His wartime career as a naval officer spanned to serve in several H.M. Submarines including Taku, Rorqual, Una, Sibyl and the Yugoslavian submarine Nebojsa as liaison officer and interpreter. He was heavily decorated and in addition to the War Medal 1939-45 he was also the very rare recipient of five World War II Campaign Stars. These included the 1939-1945 Star, the Atlantic Star, the Africa Star (w. North Africa 1942-43 Clasp), Burma Star and the Italy Star. He was also awarded the UN Medal (w. Korea Clasp). Following the war, he served in Sentinel and Alliance and commanded submarines Thule, Scorcher, Aurochs, Auriga and Telemachus. In 1955, Stephen was assigned as Spare Crew First Lieutenant and Squadron Operations Officer in the Royal Navy’s Sixth Submarine Squadron (SM6) based in Halifax. The squadron comprised of three inter-changing British submarines. After returning to England following his first tenure, he was once again detailed to his former Squadron and appointed as Commander SM6 in 1960.

Well into his retirement, Stephen wanted to donate his personally engraved sword in some significant way. Two stories that typify the ‘Work Hard’, ‘Play Hard’ ethic of the then submariners of the day, Stephen Jenner’s reasoning stemmed from two sword related incidents in his association with the RCN that took place during his lengthy service in Halifax. First, to the best of Commander Jenner’s knowledge, HMCS Stadacona was the last place where an attempt was made to use a naval sword for its original purpose: A young RCN Lieutenant’s girlfriend was pinched by another junior officer, so the Lieutenant challenged the imposer to a duel on the flight deck of a ship from the 7th Escort Squadron. The Admiral became aware and knowing duels to be illegal, quashed the affair. Nevertheless the challenge had been made and it appeared that it was settled (exactly how is unclear) aboard a submarine.

The second story involved the same RCN Lieutenant, who after a Guest Night Dinner at Stadacona, invited the Commander SM back down to his ship to continue the evening’s festivities. “After a few more drinks,” to quote Commander Jenner, “which no one needed (The RCN Lieutenant) proceeded to devastate the cabin with his sword.”

A solution to his wish was therefore found.. Prior to his death and in keeping with the ‘Work hard', 'Play hard’ distinction of the submarine service, Commander Jenner's sword was eagerly accepted by the Canadian Forces Naval Operation School, Submarine Division to serve as an award to the Top Student of the Submarine ORO course.

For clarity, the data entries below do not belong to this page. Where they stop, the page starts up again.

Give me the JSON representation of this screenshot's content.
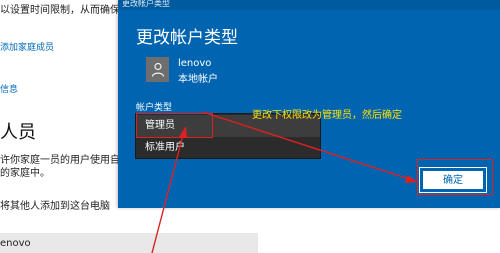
{
  "background": {
    "line1": "以设置时间限制，从而确保",
    "line2": "添加家庭成员",
    "line3": "信息",
    "heading": "人员",
    "line4": "许你家庭一员的用户使用自己",
    "line5": "的家庭中。",
    "line6": "将其他人添加到这台电脑",
    "line7": "enovo"
  },
  "dialog": {
    "titlebar": "更改帐户类型",
    "title": "更改帐户类型",
    "user_name": "lenovo",
    "user_type": "本地帐户",
    "type_label": "帐户类型",
    "options": [
      "管理员",
      "标准用户"
    ],
    "confirm_label": "确定"
  },
  "annotation": {
    "instruction": "更改下权限改为管理员，然后确定"
  },
  "colors": {
    "dialog_bg": "#0064b0",
    "annotation_text": "#ffe100",
    "annotation_marker": "#e02020"
  }
}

With a fascinating naval career, Cdr. Stephen Jenner passed away peacefully 19 July. 2009. He was 88 years young



Thanks To Buster Brown ( President of SAOC East) for his time in putting this document together.